We headed in for a regular ultrasound at about 19 weeks of pregnancy, excited to be expecting our second child. The ultrasound revealed an anomaly on our baby’s bowel – it looked too bright compared to the adjacent bone. Finding this echogenic bowel – a calcium deposit – prompted a follow-up amniocentesis. At 23 weeks of pregnancy, we learned that our baby had a severe Cytomegalovirus infection and might not even survive the pregnancy.
Our situation was unique. Knowing about the infection before birth allowed us to draw on extra resources and treatment almost right away. Most families don’t know their baby has CMV until they are born. And, due to very little parent education and information on this congenital viral condition, some have children with developmental delays or deafness – but never know the cause.

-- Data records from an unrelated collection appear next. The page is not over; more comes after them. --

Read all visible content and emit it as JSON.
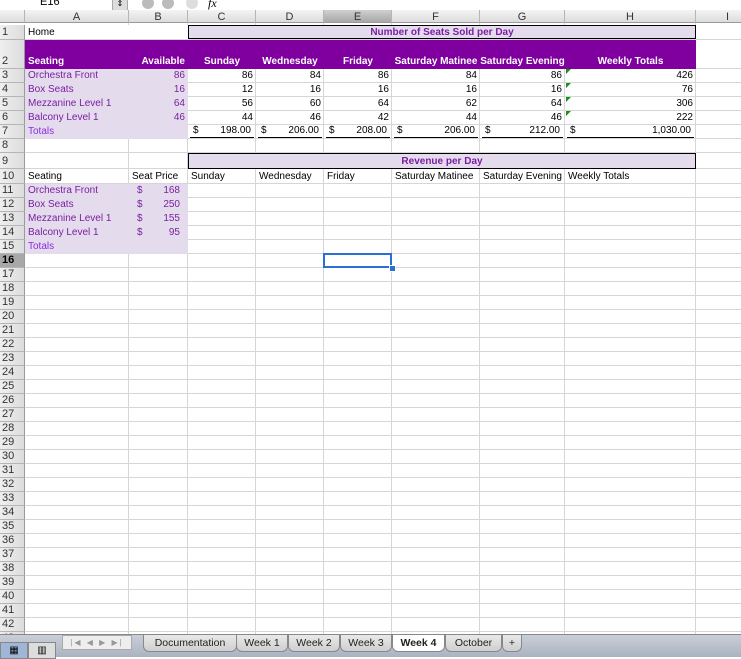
{
  "formula_bar": {
    "name_box": "E16",
    "fx_label": "fx"
  },
  "columns": [
    "A",
    "B",
    "C",
    "D",
    "E",
    "F",
    "G",
    "H",
    "I"
  ],
  "selected_cell": "E16",
  "colors": {
    "header_purple": "#7f009f",
    "lavender": "#e4dcec",
    "text_purple": "#7a1fa2",
    "selection": "#2a6fd6"
  },
  "cells": {
    "A1": "Home",
    "E1": "Number of Seats Sold per Day",
    "A2": "Seating",
    "B2": "Available",
    "C2": "Sunday",
    "D2": "Wednesday",
    "E2": "Friday",
    "F2": "Saturday Matinee",
    "G2": "Saturday Evening",
    "H2": "Weekly Totals",
    "A3": "Orchestra  Front",
    "B3": "86",
    "C3": "86",
    "D3": "84",
    "E3": "86",
    "F3": "84",
    "G3": "86",
    "H3": "426",
    "A4": "Box Seats",
    "B4": "16",
    "C4": "12",
    "D4": "16",
    "E4": "16",
    "F4": "16",
    "G4": "16",
    "H4": "76",
    "A5": "Mezzanine Level 1",
    "B5": "64",
    "C5": "56",
    "D5": "60",
    "E5": "64",
    "F5": "62",
    "G5": "64",
    "H5": "306",
    "A6": "Balcony Level 1",
    "B6": "46",
    "C6": "44",
    "D6": "46",
    "E6": "42",
    "F6": "44",
    "G6": "46",
    "H6": "222",
    "A7": "Totals",
    "C7": "198.00",
    "D7": "206.00",
    "E7": "208.00",
    "F7": "206.00",
    "G7": "212.00",
    "H7": "1,030.00",
    "E9": "Revenue per Day",
    "A10": "Seating",
    "B10": "Seat Price",
    "C10": "Sunday",
    "D10": "Wednesday",
    "E10": "Friday",
    "F10": "Saturday Matinee",
    "G10": "Saturday Evening",
    "H10": "Weekly Totals",
    "A11": "Orchestra  Front",
    "B11": "168",
    "A12": "Box Seats",
    "B12": "250",
    "A13": "Mezzanine Level 1",
    "B13": "155",
    "A14": "Balcony Level 1",
    "B14": "95",
    "A15": "Totals"
  },
  "currency_symbol": "$",
  "sheet_tabs": [
    "Documentation",
    "Week 1",
    "Week 2",
    "Week 3",
    "Week 4",
    "October",
    "+"
  ],
  "active_tab": "Week 4"
}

Prenatal ultrasounds showed Georgia had an enlarged liver, spleen and heart, and had calcification in her brain. She had become anemic from the virus in utero, and was covered in a “blueberry rash” at birth. I received hyper-immunoglobulin treatments – compiled immunity from blood donors originally designed for transplant patients receiving an organ from a CMV-positive donor. Knowing there was weak scientific evidence showing this highly controversial treatment would be effective, I had a series of four-to-five-hour blood transfusions – thankful to have this option that might help our baby.
Georgia was welcomed into the world in January 2012. With a severe case of congenital CMV, we were told to expect the worst. The conditions of babies with CMV are unpredictable – ranging from symptom-free for life to infant mortality.
After Georgia was born, she spent time in the neonatal unit, receiving antiviral medication and oxygen. At two days old, her MRI revealed her brain was underdeveloped. She was diagnosed with polymicrogyria – disorganized neuron development with too many folds. Her folds were smaller, unable to process information like a normal brain.
Surprisingly, Georgia nursed well. We had mixed reactions to this good news. We were afraid to be relieved, afraid to hope that our baby’s condition was better than we were told to expect.
Over time, the impact of Georgia’s condition – while still far better than anticipated – would reveal itself. Learning to chew and swallow took time. She was diagnosed with cerebral palsy, and gross motor delays kept her from walking until she was two-and-a half years old.
Knowing Georgia was living with CMV enabled us to get her early interventions – physical, occupational, and speech and language therapy and educational psychology. Georgia goes for regular Botox treatments to treat the muscles in her cerebral-palsy-impacted limbs.
For our family, there is a lot of extra work associated with having a child with extra needs. We spend extra time on eating and dressing – everything takes longer. Her older brother is sweet. He watches out for her on the playground at school, because Georgia’s safety awareness is low. We all have to manage fatigue and burnout, make time for extra appointments, cover extra costs and juggle work schedules so we can spend time in the morning getting Georgia ready for school.
Georgia is now ten. We are very fortunate. Georgia has normal hearing in one ear, only mildly delayed expressive speech and language and is physically healthy. It’s the neurological differences that create challenges. Her dad describes Georgia as a full-time job for one person. Her language processing delays require repetition of new instructions and information.
A happy, positive part of her class, Georgia has a full-time educational assistant, endears herself to her classmates and enjoys having friends over. We love her strong, unique character and can’t imagine her any other way.
That said, we wouldn’t wish CMV on anyone. Our family is actively involved in raising awareness of the condition. Right now, very few people know about it and healthcare professionals don’t actively talk about it.
Strange, given that CMV causes more birth defects than Down syndrome.
Had we known about CMV and that I was in a high-risk category during my pregnancy – with a toddler at home and working with children as a speech and language pathologist – I could have been preventative.
But, since treatment for congenital CMV is complicated, and doctors don’t always agree on what is most effective, most provinces don’t screen pregnant mothers or newborn babies. Ontario was the first, and remains the only province to do universal screening for CMV.
We are hoping for a shift – where doctors realize public awareness is important and we screen and watch babies more closely. At least then, babies born with serious CMV infections can receive oral antiviral medication to prevent further damage from CMV, be monitored for the effects of the virus, and receive early intervention and tests for later-onset hearing loss.
That’s the best we can do, until we have a vaccine for CMV.
Lisa and TJ, CMV Parents, Alberta